Women in the United States continue to earn less than men on average. Among full-time, year around workers in 2019, women’s median annual earning was 82% of men’s.
There is hope for change.
The gender gap is narrower among younger workers nationally and the gap varies according to geographical area.
In fact, in 22 of 250 U.S. metropolitan areas, women under the age of 30 earn the same amount or more than their male counterparts.
- There are 10 metro areas where young women earn the most relative to young men – 120% to 102%.
- 10 metro areas where young women earn the least relative to young men – 77% to 67%
- 107 metro areas where young women earn between 99% to 90% of young men
- 47% of young women working full time, year-round lived in these areas in 2019
- 103 metro areas where young women earn between 89% to 80% of young men
- 14 metro area where young women earn between 79% to 70% of young men
- 4 metro areas where young women earn between 69% to 67% of young men
Keechant Sewell, sworn in as New York City’s police commissioner in January, is the first woman to lead the largest police force in the nation. [NYT 2/26/22]
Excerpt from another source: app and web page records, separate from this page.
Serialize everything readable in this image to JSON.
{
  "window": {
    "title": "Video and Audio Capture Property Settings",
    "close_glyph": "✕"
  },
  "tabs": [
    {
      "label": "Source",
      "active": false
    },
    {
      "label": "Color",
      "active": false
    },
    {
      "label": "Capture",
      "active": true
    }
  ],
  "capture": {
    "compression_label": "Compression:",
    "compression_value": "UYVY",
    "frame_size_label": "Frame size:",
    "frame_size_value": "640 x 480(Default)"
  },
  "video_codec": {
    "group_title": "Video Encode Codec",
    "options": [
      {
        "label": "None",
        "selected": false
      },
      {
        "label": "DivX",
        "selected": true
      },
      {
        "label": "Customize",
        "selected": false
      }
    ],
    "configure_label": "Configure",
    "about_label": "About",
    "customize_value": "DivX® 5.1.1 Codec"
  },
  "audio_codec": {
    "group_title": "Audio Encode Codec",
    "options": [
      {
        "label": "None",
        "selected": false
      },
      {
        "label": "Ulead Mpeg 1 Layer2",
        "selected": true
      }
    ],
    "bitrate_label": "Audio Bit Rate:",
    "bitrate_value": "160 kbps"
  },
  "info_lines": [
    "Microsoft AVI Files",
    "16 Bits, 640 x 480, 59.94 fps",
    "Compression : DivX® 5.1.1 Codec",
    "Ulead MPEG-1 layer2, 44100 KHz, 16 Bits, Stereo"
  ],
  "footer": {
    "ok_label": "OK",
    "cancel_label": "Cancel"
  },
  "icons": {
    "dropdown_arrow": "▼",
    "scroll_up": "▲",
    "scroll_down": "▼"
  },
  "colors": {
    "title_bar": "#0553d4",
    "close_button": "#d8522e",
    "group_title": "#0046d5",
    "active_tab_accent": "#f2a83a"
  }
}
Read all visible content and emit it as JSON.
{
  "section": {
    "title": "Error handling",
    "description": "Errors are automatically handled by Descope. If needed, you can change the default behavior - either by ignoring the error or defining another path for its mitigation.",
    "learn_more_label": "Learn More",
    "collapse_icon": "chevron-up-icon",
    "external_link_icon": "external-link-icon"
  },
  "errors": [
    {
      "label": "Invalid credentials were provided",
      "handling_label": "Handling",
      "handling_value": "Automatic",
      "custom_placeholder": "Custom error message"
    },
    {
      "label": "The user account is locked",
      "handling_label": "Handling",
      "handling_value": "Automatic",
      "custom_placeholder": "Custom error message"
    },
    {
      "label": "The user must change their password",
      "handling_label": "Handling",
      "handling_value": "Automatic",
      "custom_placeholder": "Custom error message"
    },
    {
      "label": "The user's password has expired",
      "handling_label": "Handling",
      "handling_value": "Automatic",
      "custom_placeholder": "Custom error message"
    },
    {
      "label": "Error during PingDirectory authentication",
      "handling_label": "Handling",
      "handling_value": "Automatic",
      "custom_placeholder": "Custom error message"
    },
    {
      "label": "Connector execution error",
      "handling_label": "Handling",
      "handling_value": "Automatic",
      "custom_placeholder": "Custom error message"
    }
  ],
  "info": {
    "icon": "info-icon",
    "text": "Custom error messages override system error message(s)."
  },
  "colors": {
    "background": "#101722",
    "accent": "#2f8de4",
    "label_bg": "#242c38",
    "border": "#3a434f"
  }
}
For the first time since its debut 40 years ago, the N.C.A.A. Division 1
Women’s basketball tournament will be officially call “March Madness” – the term that, until last fall, was reserved exclusively for the men’s tournament. [NYT 2/26/22]
Kristin Crowley will be Los Angeles’ first female and openly gay fire chief. [3/1/22]
Meta Platforms’ CFO Sheryl Sandberg has some thoughts on how the global situation might be different if more women ran the world’s countries. In an interview with CNBC Sandberg said, “No two countries run by women would ever go to war.”